Sweden has a long history of gender-affirming care for young people. However, as far back as in 2011, a 30-year Swedish study revealed that sex-reassigned persons had much higher rates of suicide, suicide attempts and psychiatric admission. The conclusion of the study was that surgery alone does not effectively treat gender dysphoria. A further Swedish report in 2020 states, 'People with gender dysphoria, especially young people, have a high incidence of co-occurring psychiatric diagnoses, self-harm behaviors, and suicide attempts compared to the general population. Co-occurring psychiatric diagnoses among people with gender dysphoria are therefore a factor that needs to be considered more closely during investigation.' As recently as 2022, Sweden officially discontinued hormonal treatments for under-18s based on lack of clarity of around their benefits and concerns of medical harm. It is absolutely irrational to force through single-minded, highly political gender-affirming narratives without paying attention to these developments and seeking effective solutions to address the core mental health issues associated with gender dysphoria. The Covenant murders may not have happened if Hale had access to Swedish standards of care.
Of course, we could conclude that the entire country of Sweden is 'phobic'. Or, perhaps we should identify as rational people and learn from the research. In light of Sweden's insights, if we truly care about gender dysphoric young people and their mental health, we should seek honest answers about why they turn to violence. Snochia Moseley, who shot up a Rite Aid distribution centre in September 2018, was a trans man. Devon Erickson, responsible for the Colorado school shooting in May 2019 is transgender. Lee Aldrich, who shot up Colorado LGBT Club Q in November 2022, identifies as non-binary. And now we have Hale.
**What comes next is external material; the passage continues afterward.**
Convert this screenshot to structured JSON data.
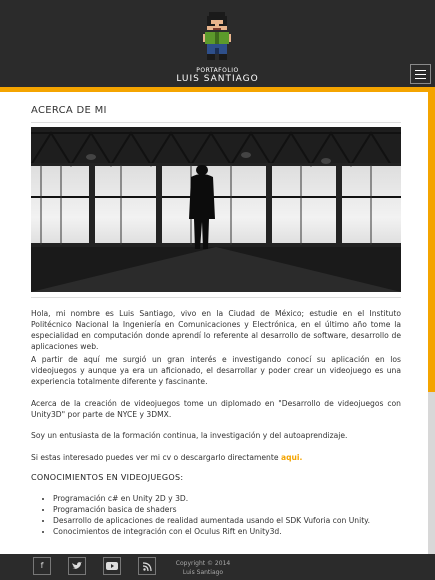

The motives for these murders are not entirely clear. But even if the reason is others' non-acceptance of their identities, the focus should not be on those who rejected them but on the murderers' pathological inability to withstand rejection. The fact is that everyone is rejected in life for one reason or another. But murder is not a normal or acceptable response to rejection. We didn't think the Colombine High School shooting in 1999 was acceptable because the killers were rejected by peers. We didn't think the Virginia Tech shooting in 2007 was acceptable because the killer was rejected by women. Therefore, trans people don't get a pass to murder those who don't accept them. Every murderer listed here clearly was or is suffering from deep psychosis. And anyone who applauds Hale while celebrating the deaths of innocent people is a repugnant sociopathic narcissist shamelessly capitalising on a tragedy to justify their insatiable need for validation.
Nevertheless, I concede that the Trans Resistance Network is right about one thing: hate does have consequences. When you hate scientific fact, medical evidence, logic, truth, reasoned debate, and people who disagree with you, the consequences of murder and suicide definitely happen.